Records shown:
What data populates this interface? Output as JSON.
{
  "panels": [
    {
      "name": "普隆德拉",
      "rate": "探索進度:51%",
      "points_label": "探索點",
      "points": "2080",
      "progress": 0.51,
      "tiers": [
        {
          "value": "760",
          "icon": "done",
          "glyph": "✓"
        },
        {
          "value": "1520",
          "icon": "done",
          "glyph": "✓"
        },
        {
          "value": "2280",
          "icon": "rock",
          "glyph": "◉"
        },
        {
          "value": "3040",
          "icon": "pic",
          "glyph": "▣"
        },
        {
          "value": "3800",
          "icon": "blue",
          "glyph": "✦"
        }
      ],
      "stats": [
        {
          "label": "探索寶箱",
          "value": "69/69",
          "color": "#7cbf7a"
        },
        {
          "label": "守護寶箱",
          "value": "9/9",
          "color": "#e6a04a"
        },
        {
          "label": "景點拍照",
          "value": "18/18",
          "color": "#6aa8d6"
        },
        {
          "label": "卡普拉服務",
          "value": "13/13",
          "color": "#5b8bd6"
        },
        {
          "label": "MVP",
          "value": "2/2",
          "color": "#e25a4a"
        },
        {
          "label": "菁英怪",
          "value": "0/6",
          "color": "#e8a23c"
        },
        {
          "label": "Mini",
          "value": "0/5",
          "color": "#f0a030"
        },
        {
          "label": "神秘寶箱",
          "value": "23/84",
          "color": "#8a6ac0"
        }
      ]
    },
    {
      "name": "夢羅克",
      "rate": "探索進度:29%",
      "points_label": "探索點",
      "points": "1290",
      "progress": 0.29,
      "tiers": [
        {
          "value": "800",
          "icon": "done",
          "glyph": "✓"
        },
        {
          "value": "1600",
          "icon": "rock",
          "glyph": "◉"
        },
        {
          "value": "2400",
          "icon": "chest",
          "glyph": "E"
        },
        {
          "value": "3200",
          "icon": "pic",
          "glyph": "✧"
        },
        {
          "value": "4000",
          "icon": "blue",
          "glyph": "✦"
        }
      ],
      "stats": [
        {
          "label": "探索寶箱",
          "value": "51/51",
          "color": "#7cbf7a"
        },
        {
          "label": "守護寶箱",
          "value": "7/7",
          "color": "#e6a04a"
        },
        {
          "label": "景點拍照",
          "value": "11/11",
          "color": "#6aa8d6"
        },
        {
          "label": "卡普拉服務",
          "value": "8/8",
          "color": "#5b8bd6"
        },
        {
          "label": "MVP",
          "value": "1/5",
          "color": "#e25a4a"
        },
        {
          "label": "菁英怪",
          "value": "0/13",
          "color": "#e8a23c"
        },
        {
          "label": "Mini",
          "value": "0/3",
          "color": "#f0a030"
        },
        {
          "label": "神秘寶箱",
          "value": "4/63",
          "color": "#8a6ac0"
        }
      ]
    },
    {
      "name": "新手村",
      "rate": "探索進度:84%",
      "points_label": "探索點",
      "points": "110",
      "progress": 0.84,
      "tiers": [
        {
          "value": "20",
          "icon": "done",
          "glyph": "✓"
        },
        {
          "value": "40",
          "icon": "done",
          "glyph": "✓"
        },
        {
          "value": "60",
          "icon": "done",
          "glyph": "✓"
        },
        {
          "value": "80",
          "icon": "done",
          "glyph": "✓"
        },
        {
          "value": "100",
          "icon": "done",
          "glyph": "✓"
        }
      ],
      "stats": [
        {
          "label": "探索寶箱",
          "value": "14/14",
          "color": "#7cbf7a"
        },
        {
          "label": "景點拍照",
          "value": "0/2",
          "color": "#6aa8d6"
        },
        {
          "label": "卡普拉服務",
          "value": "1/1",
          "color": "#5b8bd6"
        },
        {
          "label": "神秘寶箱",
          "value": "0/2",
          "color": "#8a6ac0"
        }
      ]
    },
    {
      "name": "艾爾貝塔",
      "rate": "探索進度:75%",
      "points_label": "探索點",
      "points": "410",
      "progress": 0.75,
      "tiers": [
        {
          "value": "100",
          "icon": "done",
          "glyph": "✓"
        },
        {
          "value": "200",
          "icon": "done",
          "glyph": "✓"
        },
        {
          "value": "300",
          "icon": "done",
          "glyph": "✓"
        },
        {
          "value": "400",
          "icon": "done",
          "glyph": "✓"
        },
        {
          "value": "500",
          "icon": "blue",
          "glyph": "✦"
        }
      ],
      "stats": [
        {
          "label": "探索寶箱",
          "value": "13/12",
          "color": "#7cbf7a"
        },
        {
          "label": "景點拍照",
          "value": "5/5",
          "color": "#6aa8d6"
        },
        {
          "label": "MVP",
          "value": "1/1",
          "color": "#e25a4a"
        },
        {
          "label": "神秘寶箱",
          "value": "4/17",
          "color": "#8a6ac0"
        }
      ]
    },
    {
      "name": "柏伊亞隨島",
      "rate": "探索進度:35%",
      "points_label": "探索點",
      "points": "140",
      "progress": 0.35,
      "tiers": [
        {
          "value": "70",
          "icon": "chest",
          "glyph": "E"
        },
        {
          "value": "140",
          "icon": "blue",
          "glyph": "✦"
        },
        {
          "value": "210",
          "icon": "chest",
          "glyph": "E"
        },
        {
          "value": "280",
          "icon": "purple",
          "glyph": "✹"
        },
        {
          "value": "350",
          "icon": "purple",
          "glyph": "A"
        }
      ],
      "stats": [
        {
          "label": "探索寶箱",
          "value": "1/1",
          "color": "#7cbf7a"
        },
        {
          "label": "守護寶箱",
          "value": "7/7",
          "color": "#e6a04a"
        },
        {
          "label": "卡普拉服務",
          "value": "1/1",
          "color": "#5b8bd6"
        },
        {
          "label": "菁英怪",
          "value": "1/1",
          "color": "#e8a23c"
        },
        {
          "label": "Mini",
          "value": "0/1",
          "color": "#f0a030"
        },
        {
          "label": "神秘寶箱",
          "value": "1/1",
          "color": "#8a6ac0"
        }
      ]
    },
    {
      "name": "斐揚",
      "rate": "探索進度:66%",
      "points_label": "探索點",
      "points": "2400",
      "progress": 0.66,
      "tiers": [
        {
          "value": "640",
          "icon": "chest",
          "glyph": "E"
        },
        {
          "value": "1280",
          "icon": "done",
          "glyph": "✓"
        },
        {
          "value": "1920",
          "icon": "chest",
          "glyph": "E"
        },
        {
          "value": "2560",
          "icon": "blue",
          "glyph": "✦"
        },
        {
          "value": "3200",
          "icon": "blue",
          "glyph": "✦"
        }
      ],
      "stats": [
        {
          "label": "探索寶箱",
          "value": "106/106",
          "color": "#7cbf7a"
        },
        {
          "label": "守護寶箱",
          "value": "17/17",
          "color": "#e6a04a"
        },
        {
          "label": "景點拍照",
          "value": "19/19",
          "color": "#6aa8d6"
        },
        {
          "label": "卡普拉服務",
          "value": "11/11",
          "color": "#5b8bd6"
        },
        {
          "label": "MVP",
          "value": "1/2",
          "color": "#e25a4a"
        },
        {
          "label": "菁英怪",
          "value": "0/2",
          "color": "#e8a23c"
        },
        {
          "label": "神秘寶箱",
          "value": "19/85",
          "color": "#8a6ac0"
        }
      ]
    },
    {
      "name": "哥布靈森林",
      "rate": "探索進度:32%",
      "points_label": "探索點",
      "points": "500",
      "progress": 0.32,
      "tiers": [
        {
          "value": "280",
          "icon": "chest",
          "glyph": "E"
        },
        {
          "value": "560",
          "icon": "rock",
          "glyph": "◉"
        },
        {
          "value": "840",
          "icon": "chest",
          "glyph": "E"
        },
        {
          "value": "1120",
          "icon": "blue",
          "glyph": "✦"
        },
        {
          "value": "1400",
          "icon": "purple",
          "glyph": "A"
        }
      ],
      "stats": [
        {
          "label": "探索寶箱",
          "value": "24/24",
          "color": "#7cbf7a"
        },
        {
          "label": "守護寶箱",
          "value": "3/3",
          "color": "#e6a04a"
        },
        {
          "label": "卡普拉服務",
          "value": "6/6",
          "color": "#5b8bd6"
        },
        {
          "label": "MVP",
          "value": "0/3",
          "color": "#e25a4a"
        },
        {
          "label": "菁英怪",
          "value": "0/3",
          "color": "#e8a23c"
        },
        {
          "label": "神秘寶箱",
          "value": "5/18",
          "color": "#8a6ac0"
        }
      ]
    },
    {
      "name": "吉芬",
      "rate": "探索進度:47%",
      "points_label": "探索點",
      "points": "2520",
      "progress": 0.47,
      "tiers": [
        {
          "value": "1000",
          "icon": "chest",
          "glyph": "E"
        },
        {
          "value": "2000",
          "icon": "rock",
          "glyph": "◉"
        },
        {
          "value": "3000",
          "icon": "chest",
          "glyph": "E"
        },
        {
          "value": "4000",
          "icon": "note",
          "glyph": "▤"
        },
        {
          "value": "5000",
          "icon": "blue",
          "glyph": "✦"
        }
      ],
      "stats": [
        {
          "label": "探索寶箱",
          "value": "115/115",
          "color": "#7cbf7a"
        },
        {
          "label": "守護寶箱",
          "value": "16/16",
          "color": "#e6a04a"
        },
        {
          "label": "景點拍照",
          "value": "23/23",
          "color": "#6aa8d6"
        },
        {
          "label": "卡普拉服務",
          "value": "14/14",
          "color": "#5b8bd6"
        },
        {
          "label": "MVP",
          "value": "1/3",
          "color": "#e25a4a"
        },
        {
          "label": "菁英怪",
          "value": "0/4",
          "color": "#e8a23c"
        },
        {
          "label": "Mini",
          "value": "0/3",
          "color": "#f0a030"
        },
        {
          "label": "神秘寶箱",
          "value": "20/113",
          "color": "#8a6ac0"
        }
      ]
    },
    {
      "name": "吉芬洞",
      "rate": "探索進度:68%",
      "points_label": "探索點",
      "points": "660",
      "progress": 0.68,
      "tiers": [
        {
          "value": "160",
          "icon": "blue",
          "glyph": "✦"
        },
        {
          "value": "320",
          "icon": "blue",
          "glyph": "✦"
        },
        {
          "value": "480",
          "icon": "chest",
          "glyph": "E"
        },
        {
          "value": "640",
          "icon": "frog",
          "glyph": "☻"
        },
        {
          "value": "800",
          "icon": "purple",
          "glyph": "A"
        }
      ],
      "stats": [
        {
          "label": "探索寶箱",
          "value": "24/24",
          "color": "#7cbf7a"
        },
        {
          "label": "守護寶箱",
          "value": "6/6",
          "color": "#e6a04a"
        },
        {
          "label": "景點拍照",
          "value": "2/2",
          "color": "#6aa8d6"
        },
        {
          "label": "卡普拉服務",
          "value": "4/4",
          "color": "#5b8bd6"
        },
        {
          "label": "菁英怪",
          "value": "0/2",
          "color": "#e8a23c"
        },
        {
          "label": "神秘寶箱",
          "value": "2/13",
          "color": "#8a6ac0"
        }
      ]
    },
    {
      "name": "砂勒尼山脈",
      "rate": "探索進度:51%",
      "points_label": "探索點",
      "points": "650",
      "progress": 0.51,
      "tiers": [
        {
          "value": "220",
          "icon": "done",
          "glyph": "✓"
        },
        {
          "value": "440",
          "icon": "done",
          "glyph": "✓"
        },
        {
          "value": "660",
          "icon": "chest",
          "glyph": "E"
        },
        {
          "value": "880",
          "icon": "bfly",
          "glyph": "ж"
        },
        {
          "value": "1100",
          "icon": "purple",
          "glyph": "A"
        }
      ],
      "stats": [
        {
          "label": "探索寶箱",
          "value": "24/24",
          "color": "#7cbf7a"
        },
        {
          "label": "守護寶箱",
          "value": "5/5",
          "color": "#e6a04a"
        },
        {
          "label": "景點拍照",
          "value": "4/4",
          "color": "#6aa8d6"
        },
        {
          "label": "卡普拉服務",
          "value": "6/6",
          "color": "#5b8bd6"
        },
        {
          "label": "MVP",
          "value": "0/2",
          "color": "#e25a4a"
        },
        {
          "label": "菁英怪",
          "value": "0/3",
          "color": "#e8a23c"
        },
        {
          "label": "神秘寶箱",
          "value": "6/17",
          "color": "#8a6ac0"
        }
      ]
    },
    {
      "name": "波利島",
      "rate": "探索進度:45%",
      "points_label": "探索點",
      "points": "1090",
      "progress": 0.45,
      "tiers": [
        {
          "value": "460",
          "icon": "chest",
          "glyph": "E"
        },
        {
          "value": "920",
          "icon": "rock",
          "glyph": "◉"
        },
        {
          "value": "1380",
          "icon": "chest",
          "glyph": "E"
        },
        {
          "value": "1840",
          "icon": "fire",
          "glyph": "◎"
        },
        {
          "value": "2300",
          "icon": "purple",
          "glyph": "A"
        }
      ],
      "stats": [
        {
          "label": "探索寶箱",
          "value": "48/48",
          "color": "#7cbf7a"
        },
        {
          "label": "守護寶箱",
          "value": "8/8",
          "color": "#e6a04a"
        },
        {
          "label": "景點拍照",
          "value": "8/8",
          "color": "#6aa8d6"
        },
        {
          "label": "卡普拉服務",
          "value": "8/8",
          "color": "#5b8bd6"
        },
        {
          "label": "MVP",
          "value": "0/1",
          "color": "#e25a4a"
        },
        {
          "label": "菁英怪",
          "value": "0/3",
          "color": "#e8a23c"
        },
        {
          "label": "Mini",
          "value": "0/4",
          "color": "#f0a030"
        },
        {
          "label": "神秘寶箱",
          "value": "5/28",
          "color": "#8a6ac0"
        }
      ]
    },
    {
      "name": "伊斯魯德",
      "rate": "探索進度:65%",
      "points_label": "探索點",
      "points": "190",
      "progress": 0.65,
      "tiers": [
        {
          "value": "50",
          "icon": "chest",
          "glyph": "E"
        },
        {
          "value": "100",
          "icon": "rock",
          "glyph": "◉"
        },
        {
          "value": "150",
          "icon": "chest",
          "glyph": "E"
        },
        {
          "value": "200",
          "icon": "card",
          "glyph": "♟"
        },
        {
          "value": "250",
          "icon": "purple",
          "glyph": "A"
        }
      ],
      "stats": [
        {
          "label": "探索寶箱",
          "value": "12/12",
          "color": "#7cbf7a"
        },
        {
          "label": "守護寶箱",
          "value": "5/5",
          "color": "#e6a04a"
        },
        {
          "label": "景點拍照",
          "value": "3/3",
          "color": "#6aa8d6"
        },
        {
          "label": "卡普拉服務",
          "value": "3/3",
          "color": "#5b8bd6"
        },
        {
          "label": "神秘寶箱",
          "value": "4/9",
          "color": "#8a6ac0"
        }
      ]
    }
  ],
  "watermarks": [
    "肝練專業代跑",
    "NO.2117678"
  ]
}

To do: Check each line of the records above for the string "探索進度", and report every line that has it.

Reply to the task:
      "rate": "探索進度:51%",
      "rate": "探索進度:29%",
      "rate": "探索進度:84%",
      "rate": "探索進度:75%",
      "rate": "探索進度:35%",
      "rate": "探索進度:66%",
      "rate": "探索進度:32%",
      "rate": "探索進度:47%",
      "rate": "探索進度:68%",
      "rate": "探索進度:51%",
      "rate": "探索進度:45%",
      "rate": "探索進度:65%",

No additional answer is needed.